I want to say in conclusion, however, that Pollock’s positions on these matters are not to be dismissed easily or taken lightly. He is not only extremely learned in Sanskrit, but insightful on its past and its great works at many points. Those who wish to defend the tradition against his reading of it must meet high standards of scholarship, reasoned argument and commitment to a progressive future for India. They need not, however, adopt a western lens or use the tools of western secular theory to do so, nor need they accept the terms proposed by western academic institutions. They have resources closer to home for these purposes, and they are much more likely to be effective because they can speak with the authority of those for whom the Vedic tradition is not only a life commitment but a rich treasury of knowledge of both paramarthika and vyavaharika realms.

  • Pshakkottai@hotmail.com

    Recently, there has been a breakthrough in decoding the Harappan script by Suzanne Redalia in

    I would like to say something about Harappa whose city office called itself Rangapura in its early writing. Full details are in http://swarajyamag.com/culture/how-i-deciphered-the-indus-valley-script In particular, https://qph.ec.quoracdn.net/main-qimg-ab8d12c3b15e08e882156e52a7c22565?convert_to_webp=true

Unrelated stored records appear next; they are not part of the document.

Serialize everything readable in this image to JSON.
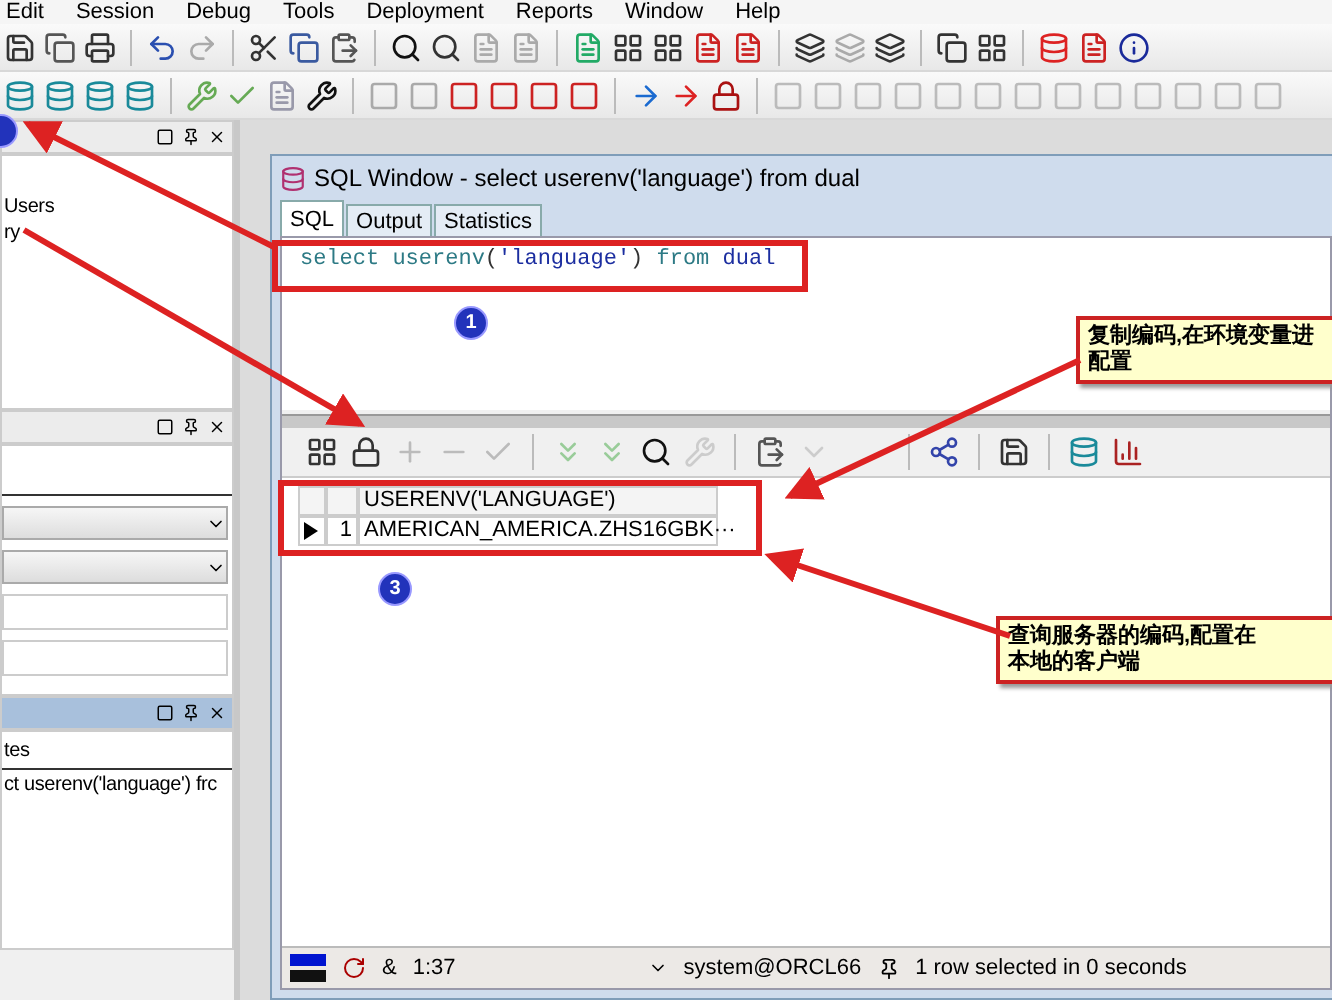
{
  "menu": [
    "Edit",
    "Session",
    "Debug",
    "Tools",
    "Deployment",
    "Reports",
    "Window",
    "Help"
  ],
  "left_panels": [
    {
      "active": false,
      "items": [
        "Users",
        "ry"
      ]
    },
    {
      "active": false
    },
    {
      "active": true,
      "tabs": [
        "tes"
      ],
      "items": [
        "ct userenv('language') frc"
      ]
    }
  ],
  "sql_window": {
    "title": "SQL Window - select userenv('language') from dual",
    "tabs": [
      {
        "label": "SQL",
        "selected": true
      },
      {
        "label": "Output",
        "selected": false
      },
      {
        "label": "Statistics",
        "selected": false
      }
    ],
    "editor": [
      {
        "kind": "keyword",
        "text": "select"
      },
      {
        "kind": "keyword",
        "text": " userenv"
      },
      {
        "kind": "plain",
        "text": "("
      },
      {
        "kind": "string",
        "text": "'language'"
      },
      {
        "kind": "plain",
        "text": ")"
      },
      {
        "kind": "keyword",
        "text": " from"
      },
      {
        "kind": "string",
        "text": " dual"
      }
    ],
    "grid": {
      "columns": [
        "USERENV('LANGUAGE')"
      ],
      "rows": [
        {
          "number": "1",
          "current": true,
          "cells": [
            "AMERICAN_AMERICA.ZHS16GBK"
          ],
          "cell_button": "···"
        }
      ]
    },
    "status_bar": {
      "symbol": "&",
      "position": "1:37",
      "connection": "system@ORCL66",
      "message": "1 row selected in 0 seconds"
    }
  },
  "annotations": {
    "badges": [
      "1",
      "3"
    ],
    "callouts": [
      {
        "lines": [
          "复制编码,在环境变量进",
          "配置"
        ]
      },
      {
        "lines": [
          "查询服务器的编码,配置在",
          "本地的客户端"
        ]
      }
    ]
  }
}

    shows the city sign Rangapura .This proves Indus civilization is the same as Vedic, which developed almost after Indus civilization was abandoned. Note that the animal and what is written do not correspond. The writing is early Sanskrit. (The animal is probably a guild sign. It could also be Shiva’s favorite animals). The writing is from left to right as in all Indic languages. Rangapura is named after Shiva the lord of dance ( in Tamil, chittambalam or lord of chitta, the dancer of consciousness. Harappa means Shiva, the protector of humanity.) Appa is father in Tamil. Hari is Vishnu and Hara is Shiva. About fifty names have been decoded and all are Sanskrit.

    Should we refer to Harappa as Rangapura? Shivaism is ancient! All the words sound like Sanskrit. We don’t have verbs and complete sentences. They could be prakrit or any southern kannada (which is Sanskrit lite or any variation derived from sanskrit such as marathi etc. This is too early for variations which developed much later. There are too many compound consonants to be Tamil. Anyway Kannada is a strong contender! Yoga was already known and the swastika is seen all over.
    The west coat traded up to Egypt and Arabia and it was a trading civilization.

    Before Rg Veda there were no brahmins and kshatrias ( They were entirely peaceful) if Harappa (Rangapura) represented society) but only Vaisyas and Shudras, even though this classification developed later. That the language sounded like Sanskrit is obvious. This civilization is at least 25,000 years old. It had that much time to develop after India thawed after the Mt. Toba supervolcanc eruption in 73,000 BP. Dwaraka artifacts under the sea have been dated 11,000 BP. Shiva and Shivaism are already there. Shiva puranas came much later in the Ganges valley after development of Devanagari by Katyayana. This is explained in Rajarams Utube lecture on 200 year old question…..Mt. Toba explosion.

    India produced 3 families of languages, Indo-European, Dravidian and Munda. Dravidian and Sanskrit have blended a lot including grammar.